TASK INSTRUCTIONS ▸ The material must be copied out exactly, line for line.

DATASET ENTRIES ▸
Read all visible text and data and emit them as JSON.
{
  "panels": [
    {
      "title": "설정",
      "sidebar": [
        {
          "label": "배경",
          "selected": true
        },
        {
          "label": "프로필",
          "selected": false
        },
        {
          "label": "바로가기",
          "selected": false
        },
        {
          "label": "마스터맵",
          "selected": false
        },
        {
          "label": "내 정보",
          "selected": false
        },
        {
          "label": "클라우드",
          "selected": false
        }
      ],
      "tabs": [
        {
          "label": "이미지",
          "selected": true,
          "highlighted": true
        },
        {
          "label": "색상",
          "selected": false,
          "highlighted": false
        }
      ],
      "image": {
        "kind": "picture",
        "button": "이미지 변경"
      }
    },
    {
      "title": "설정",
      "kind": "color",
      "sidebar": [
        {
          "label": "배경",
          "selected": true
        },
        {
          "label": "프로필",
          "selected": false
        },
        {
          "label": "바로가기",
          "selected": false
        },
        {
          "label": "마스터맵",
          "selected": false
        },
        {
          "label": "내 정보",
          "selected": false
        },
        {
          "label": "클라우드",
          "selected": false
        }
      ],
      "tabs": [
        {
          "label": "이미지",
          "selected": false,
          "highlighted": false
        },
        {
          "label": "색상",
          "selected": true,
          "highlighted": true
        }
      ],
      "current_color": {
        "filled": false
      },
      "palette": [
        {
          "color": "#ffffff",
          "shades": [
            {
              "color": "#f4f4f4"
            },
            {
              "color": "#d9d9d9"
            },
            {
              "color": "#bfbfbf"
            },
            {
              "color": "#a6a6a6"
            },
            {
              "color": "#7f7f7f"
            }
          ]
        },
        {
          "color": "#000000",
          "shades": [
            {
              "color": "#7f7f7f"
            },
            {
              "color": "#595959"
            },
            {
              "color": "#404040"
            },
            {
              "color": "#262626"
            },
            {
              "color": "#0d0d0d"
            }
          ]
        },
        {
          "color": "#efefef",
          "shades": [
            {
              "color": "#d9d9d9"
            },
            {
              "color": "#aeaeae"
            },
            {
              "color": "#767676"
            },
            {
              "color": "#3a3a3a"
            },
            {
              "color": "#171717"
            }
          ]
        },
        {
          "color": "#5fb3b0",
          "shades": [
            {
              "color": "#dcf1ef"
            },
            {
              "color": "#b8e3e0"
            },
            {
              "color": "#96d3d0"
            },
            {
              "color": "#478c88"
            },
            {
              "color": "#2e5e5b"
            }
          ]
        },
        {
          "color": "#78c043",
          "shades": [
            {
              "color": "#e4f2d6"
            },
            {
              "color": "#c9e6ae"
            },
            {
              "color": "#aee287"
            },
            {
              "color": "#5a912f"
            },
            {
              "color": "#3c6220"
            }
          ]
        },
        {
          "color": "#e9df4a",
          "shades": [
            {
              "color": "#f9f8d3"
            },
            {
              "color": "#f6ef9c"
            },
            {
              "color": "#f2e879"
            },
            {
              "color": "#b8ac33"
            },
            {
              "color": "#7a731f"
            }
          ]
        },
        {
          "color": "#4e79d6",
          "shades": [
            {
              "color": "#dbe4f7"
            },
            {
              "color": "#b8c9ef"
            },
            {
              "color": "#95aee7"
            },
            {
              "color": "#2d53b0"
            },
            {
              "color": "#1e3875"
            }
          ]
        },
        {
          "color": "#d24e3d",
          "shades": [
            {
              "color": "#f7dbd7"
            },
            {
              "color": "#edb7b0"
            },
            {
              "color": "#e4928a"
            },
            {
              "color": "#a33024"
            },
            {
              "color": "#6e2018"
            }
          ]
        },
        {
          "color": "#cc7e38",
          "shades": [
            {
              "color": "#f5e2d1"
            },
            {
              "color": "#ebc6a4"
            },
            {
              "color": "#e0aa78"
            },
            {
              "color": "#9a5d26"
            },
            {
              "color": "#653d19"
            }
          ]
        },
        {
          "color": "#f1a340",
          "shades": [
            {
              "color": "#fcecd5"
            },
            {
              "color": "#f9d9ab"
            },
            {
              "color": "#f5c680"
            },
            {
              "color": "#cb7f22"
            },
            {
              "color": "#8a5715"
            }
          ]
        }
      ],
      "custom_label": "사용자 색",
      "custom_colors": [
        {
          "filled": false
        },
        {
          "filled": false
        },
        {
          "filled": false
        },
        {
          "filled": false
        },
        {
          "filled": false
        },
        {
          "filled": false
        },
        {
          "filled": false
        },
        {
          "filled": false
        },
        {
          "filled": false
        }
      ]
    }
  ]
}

OUTPUT ▸
Read all visible text and data and emit them as JSON.
{
  "panels": [
    {
      "title": "설정",
      "sidebar": [
        {
          "label": "배경",
          "selected": true
        },
        {
          "label": "프로필",
          "selected": false
        },
        {
          "label": "바로가기",
          "selected": false
        },
        {
          "label": "마스터맵",
          "selected": false
        },
        {
          "label": "내 정보",
          "selected": false
        },
        {
          "label": "클라우드",
          "selected": false
        }
      ],
      "tabs": [
        {
          "label": "이미지",
          "selected": true,
          "highlighted": true
        },
        {
          "label": "색상",
          "selected": false,
          "highlighted": false
        }
      ],
      "image": {
        "kind": "picture",
        "button": "이미지 변경"
      }
    },
    {
      "title": "설정",
      "kind": "color",
      "sidebar": [
        {
          "label": "배경",
          "selected": true
        },
        {
          "label": "프로필",
          "selected": false
        },
        {
          "label": "바로가기",
          "selected": false
        },
        {
          "label": "마스터맵",
          "selected": false
        },
        {
          "label": "내 정보",
          "selected": false
        },
        {
          "label": "클라우드",
          "selected": false
        }
      ],
      "tabs": [
        {
          "label": "이미지",
          "selected": false,
          "highlighted": false
        },
        {
          "label": "색상",
          "selected": true,
          "highlighted": true
        }
      ],
      "current_color": {
        "filled": false
      },
      "palette": [
        {
          "color": "#ffffff",
          "shades": [
            {
              "color": "#f4f4f4"
            },
            {
              "color": "#d9d9d9"
            },
            {
              "color": "#bfbfbf"
            },
            {
              "color": "#a6a6a6"
            },
            {
              "color": "#7f7f7f"
            }
          ]
        },
        {
          "color": "#000000",
          "shades": [
            {
              "color": "#7f7f7f"
            },
            {
              "color": "#595959"
            },
            {
              "color": "#404040"
            },
            {
              "color": "#262626"
            },
            {
              "color": "#0d0d0d"
            }
          ]
        },
        {
          "color": "#efefef",
          "shades": [
            {
              "color": "#d9d9d9"
            },
            {
              "color": "#aeaeae"
            },
            {
              "color": "#767676"
            },
            {
              "color": "#3a3a3a"
            },
            {
              "color": "#171717"
            }
          ]
        },
        {
          "color": "#5fb3b0",
          "shades": [
            {
              "color": "#dcf1ef"
            },
            {
              "color": "#b8e3e0"
            },
            {
              "color": "#96d3d0"
            },
            {
              "color": "#478c88"
            },
            {
              "color": "#2e5e5b"
            }
          ]
        },
        {
          "color": "#78c043",
          "shades": [
            {
              "color": "#e4f2d6"
            },
            {
              "color": "#c9e6ae"
            },
            {
              "color": "#aee287"
            },
            {
              "color": "#5a912f"
            },
            {
              "color": "#3c6220"
            }
          ]
        },
        {
          "color": "#e9df4a",
          "shades": [
            {
              "color": "#f9f8d3"
            },
            {
              "color": "#f6ef9c"
            },
            {
              "color": "#f2e879"
            },
            {
              "color": "#b8ac33"
            },
            {
              "color": "#7a731f"
            }
          ]
        },
        {
          "color": "#4e79d6",
          "shades": [
            {
              "color": "#dbe4f7"
            },
            {
              "color": "#b8c9ef"
            },
            {
              "color": "#95aee7"
            },
            {
              "color": "#2d53b0"
            },
            {
              "color": "#1e3875"
            }
          ]
        },
        {
          "color": "#d24e3d",
          "shades": [
            {
              "color": "#f7dbd7"
            },
            {
              "color": "#edb7b0"
            },
            {
              "color": "#e4928a"
            },
            {
              "color": "#a33024"
            },
            {
              "color": "#6e2018"
            }
          ]
        },
        {
          "color": "#cc7e38",
          "shades": [
            {
              "color": "#f5e2d1"
            },
            {
              "color": "#ebc6a4"
            },
            {
              "color": "#e0aa78"
            },
            {
              "color": "#9a5d26"
            },
            {
              "color": "#653d19"
            }
          ]
        },
        {
          "color": "#f1a340",
          "shades": [
            {
              "color": "#fcecd5"
            },
            {
              "color": "#f9d9ab"
            },
            {
              "color": "#f5c680"
            },
            {
              "color": "#cb7f22"
            },
            {
              "color": "#8a5715"
            }
          ]
        }
      ],
      "custom_label": "사용자 색",
      "custom_colors": [
        {
          "filled": false
        },
        {
          "filled": false
        },
        {
          "filled": false
        },
        {
          "filled": false
        },
        {
          "filled": false
        },
        {
          "filled": false
        },
        {
          "filled": false
        },
        {
          "filled": false
        },
        {
          "filled": false
        }
      ]
    }
  ]
}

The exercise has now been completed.